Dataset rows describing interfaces

= = = = = = =

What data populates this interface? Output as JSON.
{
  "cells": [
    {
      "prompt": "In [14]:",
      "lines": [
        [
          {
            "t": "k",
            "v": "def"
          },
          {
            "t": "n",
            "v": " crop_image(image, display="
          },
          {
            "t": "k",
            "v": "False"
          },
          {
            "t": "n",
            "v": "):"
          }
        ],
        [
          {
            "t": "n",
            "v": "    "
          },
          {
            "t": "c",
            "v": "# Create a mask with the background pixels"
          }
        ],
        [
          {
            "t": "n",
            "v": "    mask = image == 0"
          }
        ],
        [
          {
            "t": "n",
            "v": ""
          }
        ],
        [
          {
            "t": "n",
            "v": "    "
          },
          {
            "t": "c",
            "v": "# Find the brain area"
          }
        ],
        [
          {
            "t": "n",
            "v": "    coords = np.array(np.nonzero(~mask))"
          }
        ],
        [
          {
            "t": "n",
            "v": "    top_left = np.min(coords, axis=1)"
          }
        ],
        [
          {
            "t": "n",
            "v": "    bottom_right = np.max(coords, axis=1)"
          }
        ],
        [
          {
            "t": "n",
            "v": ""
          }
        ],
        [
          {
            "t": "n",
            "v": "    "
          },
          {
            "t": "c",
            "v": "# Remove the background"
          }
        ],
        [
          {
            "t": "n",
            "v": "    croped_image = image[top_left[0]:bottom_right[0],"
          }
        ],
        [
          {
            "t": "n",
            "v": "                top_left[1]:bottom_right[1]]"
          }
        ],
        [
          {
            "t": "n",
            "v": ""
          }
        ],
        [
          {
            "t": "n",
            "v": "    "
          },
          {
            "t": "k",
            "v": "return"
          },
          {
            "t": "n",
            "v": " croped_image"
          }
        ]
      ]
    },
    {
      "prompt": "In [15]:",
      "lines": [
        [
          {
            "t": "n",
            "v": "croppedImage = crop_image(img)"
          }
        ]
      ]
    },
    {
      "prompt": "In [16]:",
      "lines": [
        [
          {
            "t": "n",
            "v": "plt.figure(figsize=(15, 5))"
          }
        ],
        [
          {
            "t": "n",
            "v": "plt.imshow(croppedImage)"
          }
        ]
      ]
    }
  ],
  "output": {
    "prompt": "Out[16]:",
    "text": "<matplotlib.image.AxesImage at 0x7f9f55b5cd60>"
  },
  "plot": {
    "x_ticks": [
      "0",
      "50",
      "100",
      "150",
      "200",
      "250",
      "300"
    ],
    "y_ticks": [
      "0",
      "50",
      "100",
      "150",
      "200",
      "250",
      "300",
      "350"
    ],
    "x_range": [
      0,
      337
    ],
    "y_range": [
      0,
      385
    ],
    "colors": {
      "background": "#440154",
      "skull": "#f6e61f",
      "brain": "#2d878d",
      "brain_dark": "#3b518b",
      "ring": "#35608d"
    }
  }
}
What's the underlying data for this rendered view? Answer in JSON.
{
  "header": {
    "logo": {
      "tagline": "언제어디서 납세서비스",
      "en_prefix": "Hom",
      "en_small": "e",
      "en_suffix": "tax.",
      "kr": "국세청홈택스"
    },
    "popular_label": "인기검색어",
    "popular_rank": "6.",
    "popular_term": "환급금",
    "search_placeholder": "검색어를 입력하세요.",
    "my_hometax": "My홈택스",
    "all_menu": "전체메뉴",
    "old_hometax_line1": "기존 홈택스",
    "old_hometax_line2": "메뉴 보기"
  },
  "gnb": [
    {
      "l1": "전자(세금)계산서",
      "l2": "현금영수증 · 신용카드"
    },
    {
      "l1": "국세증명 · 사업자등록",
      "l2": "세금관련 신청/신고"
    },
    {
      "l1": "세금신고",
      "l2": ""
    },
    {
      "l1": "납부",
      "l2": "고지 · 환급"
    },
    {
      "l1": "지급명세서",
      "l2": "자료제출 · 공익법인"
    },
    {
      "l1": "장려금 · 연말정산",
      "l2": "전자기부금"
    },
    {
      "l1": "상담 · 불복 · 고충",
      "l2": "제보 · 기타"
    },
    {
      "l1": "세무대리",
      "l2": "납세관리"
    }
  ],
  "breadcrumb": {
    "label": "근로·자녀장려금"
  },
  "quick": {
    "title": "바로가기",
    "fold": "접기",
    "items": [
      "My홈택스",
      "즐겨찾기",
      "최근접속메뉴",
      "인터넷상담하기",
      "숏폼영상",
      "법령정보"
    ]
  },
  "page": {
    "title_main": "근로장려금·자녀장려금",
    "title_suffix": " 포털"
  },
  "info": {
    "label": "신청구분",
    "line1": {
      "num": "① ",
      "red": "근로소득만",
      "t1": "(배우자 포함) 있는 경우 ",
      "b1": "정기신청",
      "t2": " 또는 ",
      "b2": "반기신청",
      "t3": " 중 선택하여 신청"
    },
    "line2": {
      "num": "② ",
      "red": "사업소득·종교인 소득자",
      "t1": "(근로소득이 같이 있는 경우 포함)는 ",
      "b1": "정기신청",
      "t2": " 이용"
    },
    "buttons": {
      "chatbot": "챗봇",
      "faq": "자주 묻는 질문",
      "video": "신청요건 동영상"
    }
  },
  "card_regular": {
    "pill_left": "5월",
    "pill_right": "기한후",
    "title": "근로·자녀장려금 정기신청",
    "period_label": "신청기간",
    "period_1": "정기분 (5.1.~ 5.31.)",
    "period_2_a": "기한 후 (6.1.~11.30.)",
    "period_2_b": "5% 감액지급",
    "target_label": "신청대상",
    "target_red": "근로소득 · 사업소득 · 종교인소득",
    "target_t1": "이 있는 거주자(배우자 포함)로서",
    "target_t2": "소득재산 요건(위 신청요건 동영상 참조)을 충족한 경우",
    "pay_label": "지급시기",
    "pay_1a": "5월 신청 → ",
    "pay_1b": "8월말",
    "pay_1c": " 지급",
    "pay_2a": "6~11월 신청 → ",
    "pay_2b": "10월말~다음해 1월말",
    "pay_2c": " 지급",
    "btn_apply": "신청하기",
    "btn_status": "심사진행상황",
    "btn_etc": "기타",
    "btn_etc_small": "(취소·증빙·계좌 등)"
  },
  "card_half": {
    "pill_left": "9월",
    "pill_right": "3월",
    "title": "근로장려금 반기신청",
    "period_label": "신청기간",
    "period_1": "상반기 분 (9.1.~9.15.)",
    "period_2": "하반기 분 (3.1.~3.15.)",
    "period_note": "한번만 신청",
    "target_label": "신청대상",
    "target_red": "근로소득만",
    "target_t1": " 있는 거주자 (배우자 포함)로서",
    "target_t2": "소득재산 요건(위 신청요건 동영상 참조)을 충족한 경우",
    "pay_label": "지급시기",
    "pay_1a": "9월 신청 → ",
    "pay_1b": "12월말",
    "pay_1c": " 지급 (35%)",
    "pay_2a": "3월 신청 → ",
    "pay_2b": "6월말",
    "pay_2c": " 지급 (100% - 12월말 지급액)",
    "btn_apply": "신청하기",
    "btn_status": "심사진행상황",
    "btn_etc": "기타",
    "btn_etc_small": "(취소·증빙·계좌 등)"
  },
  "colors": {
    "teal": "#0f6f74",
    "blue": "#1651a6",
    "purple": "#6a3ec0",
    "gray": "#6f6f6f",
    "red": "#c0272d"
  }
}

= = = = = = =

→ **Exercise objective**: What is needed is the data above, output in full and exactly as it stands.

→ **Reply**:
What data populates this interface? Output as JSON.
{
  "cells": [
    {
      "prompt": "In [14]:",
      "lines": [
        [
          {
            "t": "k",
            "v": "def"
          },
          {
            "t": "n",
            "v": " crop_image(image, display="
          },
          {
            "t": "k",
            "v": "False"
          },
          {
            "t": "n",
            "v": "):"
          }
        ],
        [
          {
            "t": "n",
            "v": "    "
          },
          {
            "t": "c",
            "v": "# Create a mask with the background pixels"
          }
        ],
        [
          {
            "t": "n",
            "v": "    mask = image == 0"
          }
        ],
        [
          {
            "t": "n",
            "v": ""
          }
        ],
        [
          {
            "t": "n",
            "v": "    "
          },
          {
            "t": "c",
            "v": "# Find the brain area"
          }
        ],
        [
          {
            "t": "n",
            "v": "    coords = np.array(np.nonzero(~mask))"
          }
        ],
        [
          {
            "t": "n",
            "v": "    top_left = np.min(coords, axis=1)"
          }
        ],
        [
          {
            "t": "n",
            "v": "    bottom_right = np.max(coords, axis=1)"
          }
        ],
        [
          {
            "t": "n",
            "v": ""
          }
        ],
        [
          {
            "t": "n",
            "v": "    "
          },
          {
            "t": "c",
            "v": "# Remove the background"
          }
        ],
        [
          {
            "t": "n",
            "v": "    croped_image = image[top_left[0]:bottom_right[0],"
          }
        ],
        [
          {
            "t": "n",
            "v": "                top_left[1]:bottom_right[1]]"
          }
        ],
        [
          {
            "t": "n",
            "v": ""
          }
        ],
        [
          {
            "t": "n",
            "v": "    "
          },
          {
            "t": "k",
            "v": "return"
          },
          {
            "t": "n",
            "v": " croped_image"
          }
        ]
      ]
    },
    {
      "prompt": "In [15]:",
      "lines": [
        [
          {
            "t": "n",
            "v": "croppedImage = crop_image(img)"
          }
        ]
      ]
    },
    {
      "prompt": "In [16]:",
      "lines": [
        [
          {
            "t": "n",
            "v": "plt.figure(figsize=(15, 5))"
          }
        ],
        [
          {
            "t": "n",
            "v": "plt.imshow(croppedImage)"
          }
        ]
      ]
    }
  ],
  "output": {
    "prompt": "Out[16]:",
    "text": "<matplotlib.image.AxesImage at 0x7f9f55b5cd60>"
  },
  "plot": {
    "x_ticks": [
      "0",
      "50",
      "100",
      "150",
      "200",
      "250",
      "300"
    ],
    "y_ticks": [
      "0",
      "50",
      "100",
      "150",
      "200",
      "250",
      "300",
      "350"
    ],
    "x_range": [
      0,
      337
    ],
    "y_range": [
      0,
      385
    ],
    "colors": {
      "background": "#440154",
      "skull": "#f6e61f",
      "brain": "#2d878d",
      "brain_dark": "#3b518b",
      "ring": "#35608d"
    }
  }
}
What's the underlying data for this rendered view? Answer in JSON.
{
  "header": {
    "logo": {
      "tagline": "언제어디서 납세서비스",
      "en_prefix": "Hom",
      "en_small": "e",
      "en_suffix": "tax.",
      "kr": "국세청홈택스"
    },
    "popular_label": "인기검색어",
    "popular_rank": "6.",
    "popular_term": "환급금",
    "search_placeholder": "검색어를 입력하세요.",
    "my_hometax": "My홈택스",
    "all_menu": "전체메뉴",
    "old_hometax_line1": "기존 홈택스",
    "old_hometax_line2": "메뉴 보기"
  },
  "gnb": [
    {
      "l1": "전자(세금)계산서",
      "l2": "현금영수증 · 신용카드"
    },
    {
      "l1": "국세증명 · 사업자등록",
      "l2": "세금관련 신청/신고"
    },
    {
      "l1": "세금신고",
      "l2": ""
    },
    {
      "l1": "납부",
      "l2": "고지 · 환급"
    },
    {
      "l1": "지급명세서",
      "l2": "자료제출 · 공익법인"
    },
    {
      "l1": "장려금 · 연말정산",
      "l2": "전자기부금"
    },
    {
      "l1": "상담 · 불복 · 고충",
      "l2": "제보 · 기타"
    },
    {
      "l1": "세무대리",
      "l2": "납세관리"
    }
  ],
  "breadcrumb": {
    "label": "근로·자녀장려금"
  },
  "quick": {
    "title": "바로가기",
    "fold": "접기",
    "items": [
      "My홈택스",
      "즐겨찾기",
      "최근접속메뉴",
      "인터넷상담하기",
      "숏폼영상",
      "법령정보"
    ]
  },
  "page": {
    "title_main": "근로장려금·자녀장려금",
    "title_suffix": " 포털"
  },
  "info": {
    "label": "신청구분",
    "line1": {
      "num": "① ",
      "red": "근로소득만",
      "t1": "(배우자 포함) 있는 경우 ",
      "b1": "정기신청",
      "t2": " 또는 ",
      "b2": "반기신청",
      "t3": " 중 선택하여 신청"
    },
    "line2": {
      "num": "② ",
      "red": "사업소득·종교인 소득자",
      "t1": "(근로소득이 같이 있는 경우 포함)는 ",
      "b1": "정기신청",
      "t2": " 이용"
    },
    "buttons": {
      "chatbot": "챗봇",
      "faq": "자주 묻는 질문",
      "video": "신청요건 동영상"
    }
  },
  "card_regular": {
    "pill_left": "5월",
    "pill_right": "기한후",
    "title": "근로·자녀장려금 정기신청",
    "period_label": "신청기간",
    "period_1": "정기분 (5.1.~ 5.31.)",
    "period_2_a": "기한 후 (6.1.~11.30.)",
    "period_2_b": "5% 감액지급",
    "target_label": "신청대상",
    "target_red": "근로소득 · 사업소득 · 종교인소득",
    "target_t1": "이 있는 거주자(배우자 포함)로서",
    "target_t2": "소득재산 요건(위 신청요건 동영상 참조)을 충족한 경우",
    "pay_label": "지급시기",
    "pay_1a": "5월 신청 → ",
    "pay_1b": "8월말",
    "pay_1c": " 지급",
    "pay_2a": "6~11월 신청 → ",
    "pay_2b": "10월말~다음해 1월말",
    "pay_2c": " 지급",
    "btn_apply": "신청하기",
    "btn_status": "심사진행상황",
    "btn_etc": "기타",
    "btn_etc_small": "(취소·증빙·계좌 등)"
  },
  "card_half": {
    "pill_left": "9월",
    "pill_right": "3월",
    "title": "근로장려금 반기신청",
    "period_label": "신청기간",
    "period_1": "상반기 분 (9.1.~9.15.)",
    "period_2": "하반기 분 (3.1.~3.15.)",
    "period_note": "한번만 신청",
    "target_label": "신청대상",
    "target_red": "근로소득만",
    "target_t1": " 있는 거주자 (배우자 포함)로서",
    "target_t2": "소득재산 요건(위 신청요건 동영상 참조)을 충족한 경우",
    "pay_label": "지급시기",
    "pay_1a": "9월 신청 → ",
    "pay_1b": "12월말",
    "pay_1c": " 지급 (35%)",
    "pay_2a": "3월 신청 → ",
    "pay_2b": "6월말",
    "pay_2c": " 지급 (100% - 12월말 지급액)",
    "btn_apply": "신청하기",
    "btn_status": "심사진행상황",
    "btn_etc": "기타",
    "btn_etc_small": "(취소·증빙·계좌 등)"
  },
  "colors": {
    "teal": "#0f6f74",
    "blue": "#1651a6",
    "purple": "#6a3ec0",
    "gray": "#6f6f6f",
    "red": "#c0272d"
  }
}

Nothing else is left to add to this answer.